Scalise: Domestic oil production good for consumers, Louisiana jobs

NEW ORLEANS — The Louisiana Offshore Oil Port is located about 18 miles off the coast of Port Fourchon in the Gulf of Mexico.

The 40-year-old deep water facility is designed for unloading crude oil cargo from deep-draft tankers.

The United States lifted its ban on oil exports in December 2015.

Since then LOOP has gone from taking in imports to pushing out exports. LOOP President Terry Coleman said the terminal is now exporting about 150,000 barrels of oil per day.

"We loaded our first tanker in February of 2018," Coleman said. "Since that time, we've loaded 27 others."

Congressman Steve Scalise, R-Louisiana, co-authored the bill that repealed the oil export ban.

Scalise maintains local consumers benefit as the U.S. reduces its reliance on imports from the Middle East and ramps up domestic production.

"For so long, if OPEC threatened to turn off the spigot you'd see the price go up and you'd see these wild swings," Scalise said. "Look at what's happening today. The price has stabilized a lot more. Even when you saw Iran, taking over tankers in the Strait of Hormuz, decades ago that would have spike oil prices and people would be paying four dollars a gallon at the pump. You didn't see that this time." 

Last year, the U.S. surpassed Saudi Arabia to become the world's largest petroleum producer.

"Geo politically, we're able to help our friends around the world and it creates really good jobs here at home," Scalise said.

LOOP takes in oil through a series of pipelines from deep water wells in the Gulf and the shale fields in North Louisiana, Texas and Oklahoma.

While much of the petroleum is sent to refineries in the area, a growing percentage is now destined for places like India, China and Europe.

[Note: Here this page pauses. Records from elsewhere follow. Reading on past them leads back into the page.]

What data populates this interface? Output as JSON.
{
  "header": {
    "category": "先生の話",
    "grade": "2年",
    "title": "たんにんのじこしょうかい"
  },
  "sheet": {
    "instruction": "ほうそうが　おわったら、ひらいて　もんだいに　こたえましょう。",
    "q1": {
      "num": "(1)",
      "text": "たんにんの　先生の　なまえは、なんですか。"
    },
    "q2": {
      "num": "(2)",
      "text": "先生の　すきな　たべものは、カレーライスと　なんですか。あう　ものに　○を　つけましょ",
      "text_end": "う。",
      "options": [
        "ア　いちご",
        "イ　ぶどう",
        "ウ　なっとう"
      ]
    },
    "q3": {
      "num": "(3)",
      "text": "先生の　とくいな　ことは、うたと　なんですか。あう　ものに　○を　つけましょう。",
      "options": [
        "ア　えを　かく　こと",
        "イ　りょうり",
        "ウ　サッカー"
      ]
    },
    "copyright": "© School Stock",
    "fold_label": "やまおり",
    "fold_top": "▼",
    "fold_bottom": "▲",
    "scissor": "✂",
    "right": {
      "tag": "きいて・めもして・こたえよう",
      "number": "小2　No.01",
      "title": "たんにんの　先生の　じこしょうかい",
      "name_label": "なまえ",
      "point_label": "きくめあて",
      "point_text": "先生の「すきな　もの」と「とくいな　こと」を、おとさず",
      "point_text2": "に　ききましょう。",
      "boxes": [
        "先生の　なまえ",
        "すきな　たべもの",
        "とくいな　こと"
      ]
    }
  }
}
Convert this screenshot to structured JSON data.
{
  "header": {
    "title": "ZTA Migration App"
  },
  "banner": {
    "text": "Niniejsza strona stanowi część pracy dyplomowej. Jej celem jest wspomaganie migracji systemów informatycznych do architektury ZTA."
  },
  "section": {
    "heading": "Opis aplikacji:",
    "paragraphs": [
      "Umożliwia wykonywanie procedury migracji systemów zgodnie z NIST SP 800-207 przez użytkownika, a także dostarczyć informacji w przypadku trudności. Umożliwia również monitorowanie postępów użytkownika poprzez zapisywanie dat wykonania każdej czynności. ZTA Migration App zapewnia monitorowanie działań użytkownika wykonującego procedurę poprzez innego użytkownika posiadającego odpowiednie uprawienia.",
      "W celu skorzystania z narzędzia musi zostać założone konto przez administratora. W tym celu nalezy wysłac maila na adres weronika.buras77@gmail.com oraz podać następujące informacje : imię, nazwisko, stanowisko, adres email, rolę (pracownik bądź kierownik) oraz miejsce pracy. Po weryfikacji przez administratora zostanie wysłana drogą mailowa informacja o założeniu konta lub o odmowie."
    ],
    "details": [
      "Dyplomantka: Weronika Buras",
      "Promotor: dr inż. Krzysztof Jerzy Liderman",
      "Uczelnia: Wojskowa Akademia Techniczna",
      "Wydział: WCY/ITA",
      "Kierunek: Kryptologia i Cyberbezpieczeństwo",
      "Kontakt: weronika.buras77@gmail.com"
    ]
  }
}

"Last year (LOOP) exported about 15 million barrels," Coleman said. "This year we anticipate it will probably be around 20 to 25 million barrels."

"We're exporting more oil as a country now that we lifted the ban, but Louisiana's role is going to continue to grow and that means more jobs for us, Scalise said.

Right now, there are nearly 45,000 Louisiana jobs tied to the oil and gas industry.